More than an open Russian invasion of Ukraine, European capitals fear Kiev could be lured into a clash with pro-Russian separatists in the breakaway Donbass region.

According to senior European officials, the Western allies have warned Moscow that any provocation there -- even if uniformed Russian troops were not involved -- would also trigger the massive sanctions response they are drawing up.

And, separately, they have urged Ukraine's President Volodymyr Zelensky not to allow his forces to be drawn into more intense fighting by any Russian-backed actions on the tense frontline.

The warnings in Brussels, in the wake of European talks with NATO and US leaders, came as Ukraine reported that its forces had dismantled a network of saboteurs allegedly "coordinated by Russian special services".

This will increase concerns that Russia's President Vladimir Putin is preparing the ground for a clash that he would use as justification to launch a wider operation against Ukraine.

"No one knows if Putin has taken a decision to intervene and what would be the trigger," a senior European official told reporters. "But we're on maximum alert from now until the end of February."

Moscow has deployed more than 100,000 troops backed with tanks, artillery, rocket batteries and air power on Ukraine's border.

On Tuesday it launched military exercises in the Ukrainian region of Crimea, which it has occupied since 2014.

And Putin's government is accused by Kiev and the West of being in effective control of pro-Russian separatist militias in the Donbass, the twin breakaway regions of Lugansk and Donetsk.

The Russian parliament is due to debate a motion to urge Putin to recognise these as independent republics, which experts fear could be a prelude to deploying more Russian regular forces there.

The Kremlin has accused the United States of "escalating tensions" and warned of the risk that Kiev might itself launch an offensive against the pro-Russian regions.

Last week, EU foreign policy chief Josep Borrell told MEPs that he was "worried about the situation in the regions not controlled by Kiev, because they are getting closer and closer to Russia".

The United States and its European allies insist they are united in their determination to impose "massive consequences" on Russia in the event that the troop build-up becomes an invasion.

Around 46 percent of Russia's revenue comes from oil and gas sales and Europe is its major client
Around 46 percent of Russia's revenue comes from oil and gas sales and Europe is its major client AFP / TATYANA MAKEYEVA

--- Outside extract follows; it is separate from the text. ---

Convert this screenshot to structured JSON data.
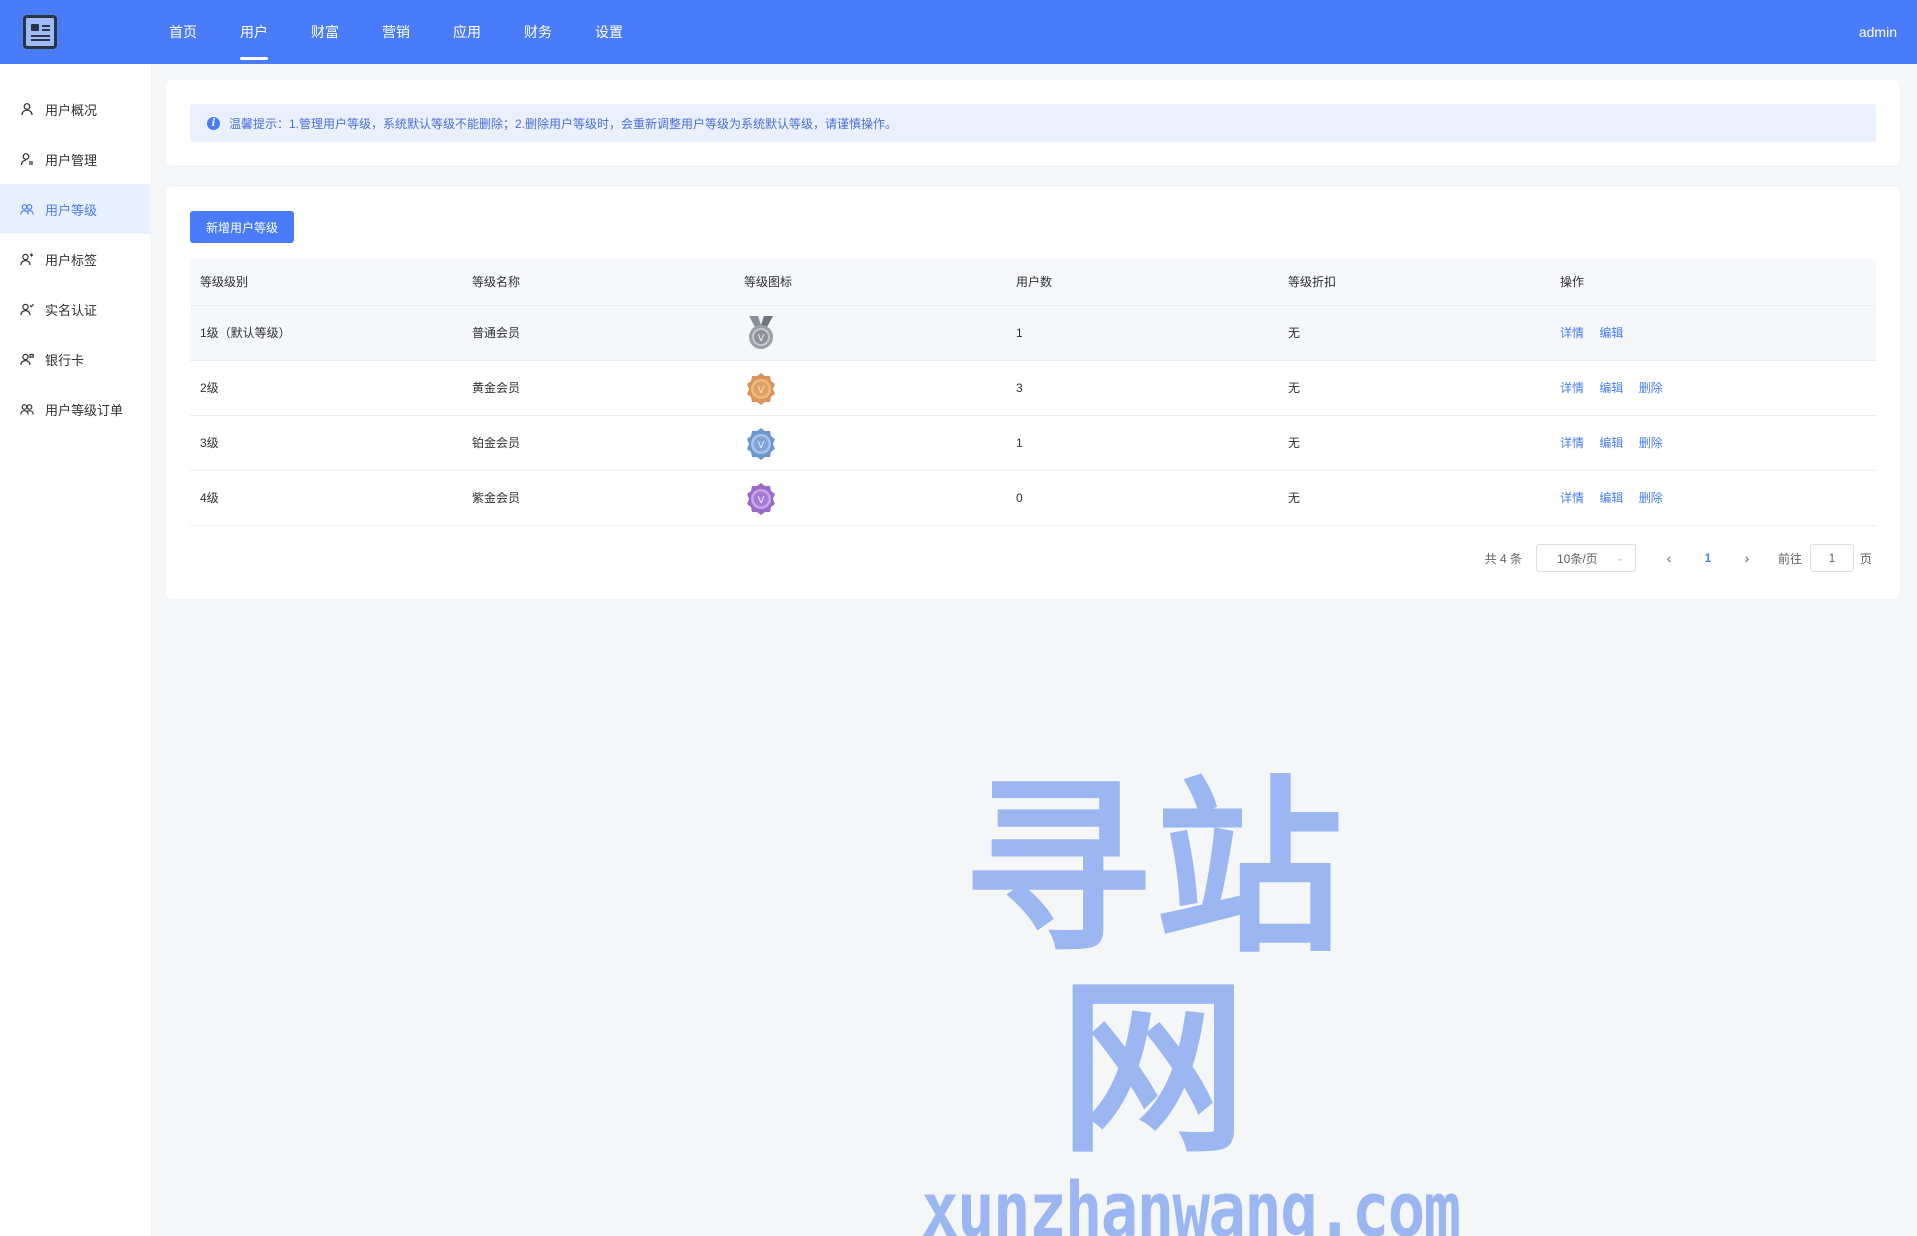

On Tuesday, a day after talks between European foreign ministers in Brussels and a phone call between European leaders and US President Joe Biden, officials said a Donbass assault would be enough to trigger the same response.

"The region will be a theatre of immense provocation and Ukrainian leaders have been urged to do nothing that can be used as such by Moscow," a European diplomat said.

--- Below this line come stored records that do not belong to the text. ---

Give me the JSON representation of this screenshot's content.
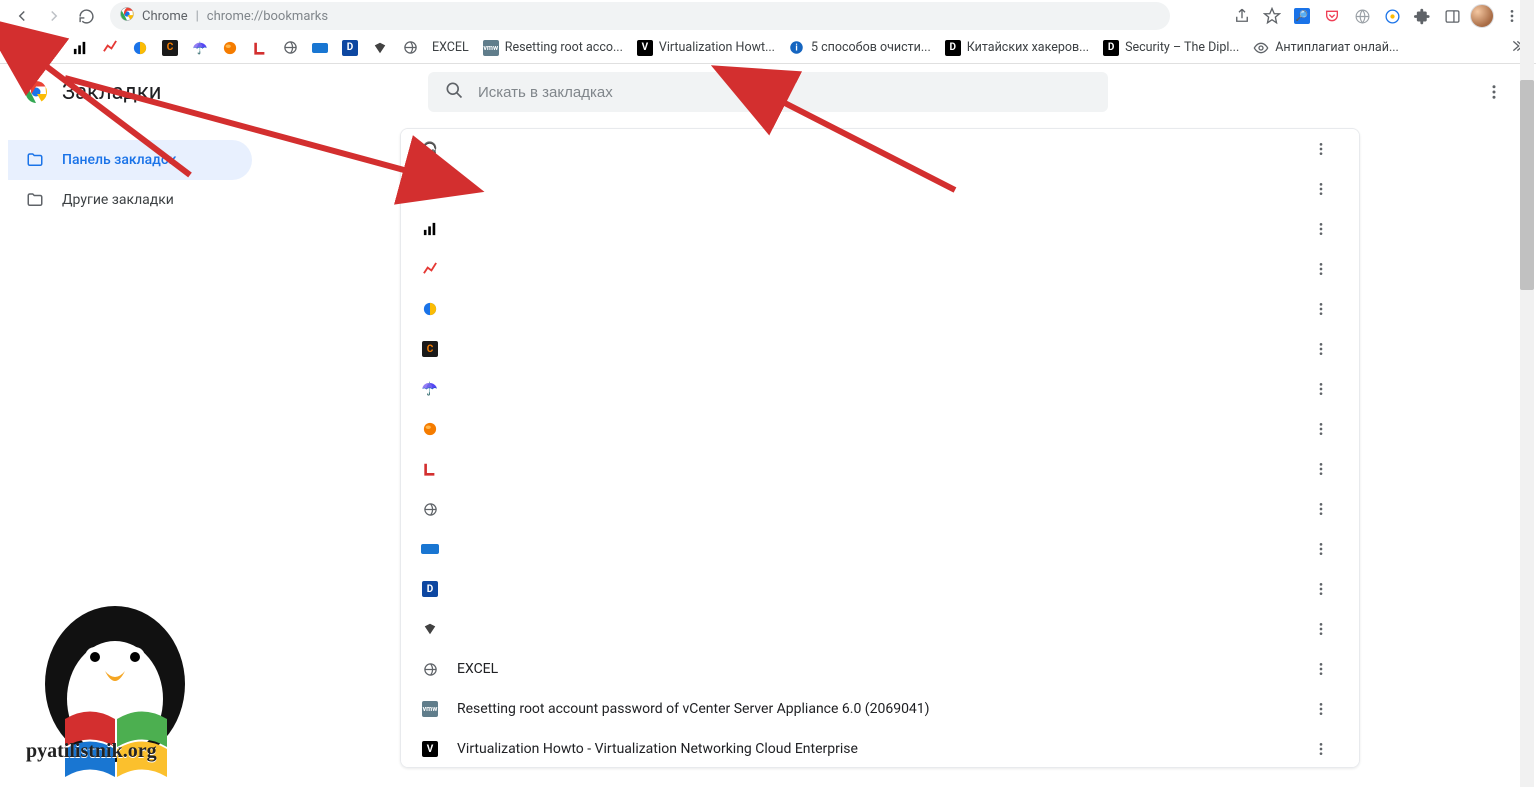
{
  "browser": {
    "url_prefix": "Chrome",
    "url_path": "chrome://bookmarks"
  },
  "bookmarks_bar": {
    "items": [
      {
        "label": ""
      },
      {
        "label": ""
      },
      {
        "label": ""
      },
      {
        "label": ""
      },
      {
        "label": ""
      },
      {
        "label": ""
      },
      {
        "label": ""
      },
      {
        "label": ""
      },
      {
        "label": ""
      },
      {
        "label": ""
      },
      {
        "label": ""
      },
      {
        "label": ""
      },
      {
        "label": ""
      },
      {
        "label": ""
      },
      {
        "label": "EXCEL"
      },
      {
        "label": "Resetting root acco..."
      },
      {
        "label": "Virtualization Howt..."
      },
      {
        "label": "5 способов очисти..."
      },
      {
        "label": "Китайских хакеров..."
      },
      {
        "label": "Security – The Dipl..."
      },
      {
        "label": "Антиплагиат онлай..."
      }
    ]
  },
  "page": {
    "title": "Закладки",
    "search_placeholder": "Искать в закладках"
  },
  "sidebar": {
    "items": [
      {
        "label": "Панель закладок",
        "active": true
      },
      {
        "label": "Другие закладки",
        "active": false
      }
    ]
  },
  "list": {
    "items": [
      {
        "label": ""
      },
      {
        "label": ""
      },
      {
        "label": ""
      },
      {
        "label": ""
      },
      {
        "label": ""
      },
      {
        "label": ""
      },
      {
        "label": ""
      },
      {
        "label": ""
      },
      {
        "label": ""
      },
      {
        "label": ""
      },
      {
        "label": ""
      },
      {
        "label": ""
      },
      {
        "label": ""
      },
      {
        "label": "EXCEL"
      },
      {
        "label": "Resetting root account password of vCenter Server Appliance 6.0 (2069041)"
      },
      {
        "label": "Virtualization Howto - Virtualization Networking Cloud Enterprise"
      }
    ]
  },
  "watermark": {
    "text": "pyatilistnik.org"
  }
}
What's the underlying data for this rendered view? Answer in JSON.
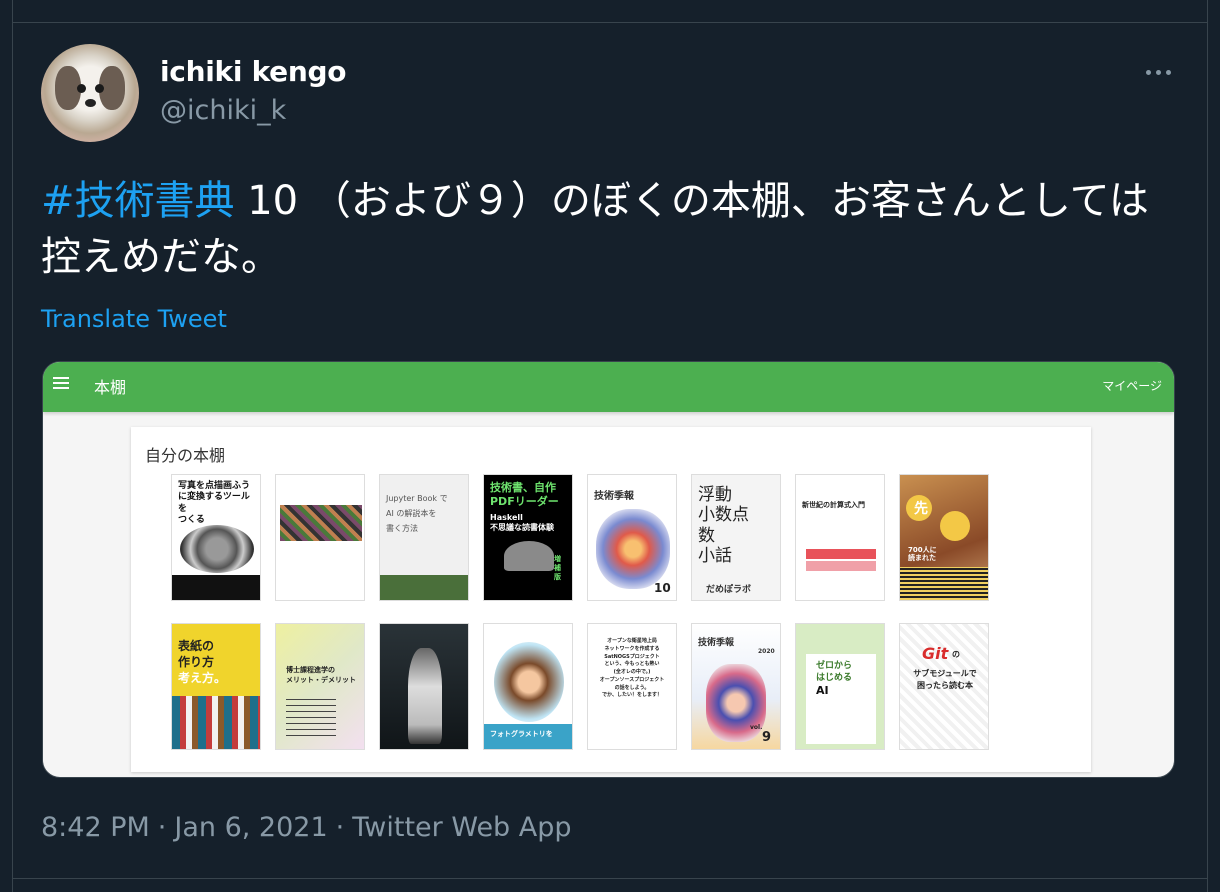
{
  "user": {
    "display_name": "ichiki kengo",
    "handle": "@ichiki_k"
  },
  "tweet": {
    "hashtag": "#技術書典",
    "text": "10 （および９）のぼくの本棚、お客さんとしては控えめだな。",
    "translate_label": "Translate Tweet"
  },
  "media": {
    "app_title": "本棚",
    "mypage_label": "マイページ",
    "section_title": "自分の本棚",
    "books": [
      {
        "lines": [
          "写真を点描画ふう",
          "に変換するツールを",
          "つくる"
        ]
      },
      {
        "lines": []
      },
      {
        "lines": [
          "Jupyter Book で",
          "AI の解説本を",
          "書く方法"
        ]
      },
      {
        "lines": [
          "技術書、自作",
          "PDFリーダー",
          "Haskell",
          "不思議な読書体験",
          "増補版"
        ]
      },
      {
        "lines": [
          "技術季報",
          "10"
        ]
      },
      {
        "lines": [
          "浮動",
          "小数点",
          "数",
          "小話",
          "だめぽラボ"
        ]
      },
      {
        "lines": [
          "新世紀の計算式入門"
        ]
      },
      {
        "lines": [
          "先",
          "700人に",
          "読まれた"
        ]
      },
      {
        "lines": [
          "表紙の",
          "作り方",
          "考え方。"
        ]
      },
      {
        "lines": [
          "博士課程進学の",
          "メリット・デメリット"
        ]
      },
      {
        "lines": []
      },
      {
        "lines": [
          "フォトグラメトリを"
        ]
      },
      {
        "lines": [
          "オープンな衛星地上局",
          "ネットワークを作成する",
          "SatNOGSプロジェクト",
          "という、今もっとも熱い",
          "(全オレの中で。)",
          "オープンソースプロジェクト",
          "の話をしよう。",
          "でか、したい！をします！"
        ]
      },
      {
        "lines": [
          "技術季報",
          "2020",
          "vol.",
          "9"
        ]
      },
      {
        "lines": [
          "ゼロから",
          "はじめる",
          "AI"
        ]
      },
      {
        "lines": [
          "Git",
          "の",
          "サブモジュールで",
          "困ったら読む本"
        ]
      }
    ]
  },
  "meta": {
    "time": "8:42 PM",
    "date": "Jan 6, 2021",
    "source": "Twitter Web App",
    "separator": "·"
  }
}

"We must learn the lessons of what happened in Georgia in 2008," he warned.

In 2008, Russia used the occasion of a Georgian offensive against its own breakaway region of South Ossetia to occupy the territory itself and recognise its independence.

Zelensky, whose government has been trying to talk down dire warnings of imminent invasion from US officials, has promised not to fall into the trap of Russian provocation.

The senior European official explained: "The EU will impose sanctions after any armed aggression in Ukraine, which could take many forms and not necessarily involve Russian troops."

This message, he said, had been passed to Moscow in talks that have been held between NATO and Russian envoys and at the OSCE. EU member states are represented on both bodies.

The outline of Brussels' eventual sanctions regime will be based on that imposed after Russia's 2014 annexation of Crimea, but be expanded in scope to a level "never seen before" in the words of Danish Foreign Minister Jeppe Kofod.

Around 46 percent of Russia's revenue comes from oil and gas sales and Europe is its major client. Expectations are that measures targeting Moscow's energy sector and financial links to the west would be hit hard.

But the sanctions would also have a blowback effect on the European economy. Hungary is seen as sympathetic to the Kremlin, and Germany, a big buyer of Russian gas, is concerned about an energy crisis.

Intense discussions lie ahead in Brussels as the final package is put together, but officials argue that EU divisions will melt away in the shock after a Russian action -- and hope Putin gets the message.

"There is a unity between Europeans and the United States to deploy, at a given moment, a set of sanctions considered as dissuasive," French foreign minister Jean-Yves Le Drian said Tuesday.

Nevertheless, Brussels knows that -- having played his hand with a massive troop build-up -- Putin has a narrow window in which to act or back down. His off ramp, if he decides to swerve the sanctions, is not clear.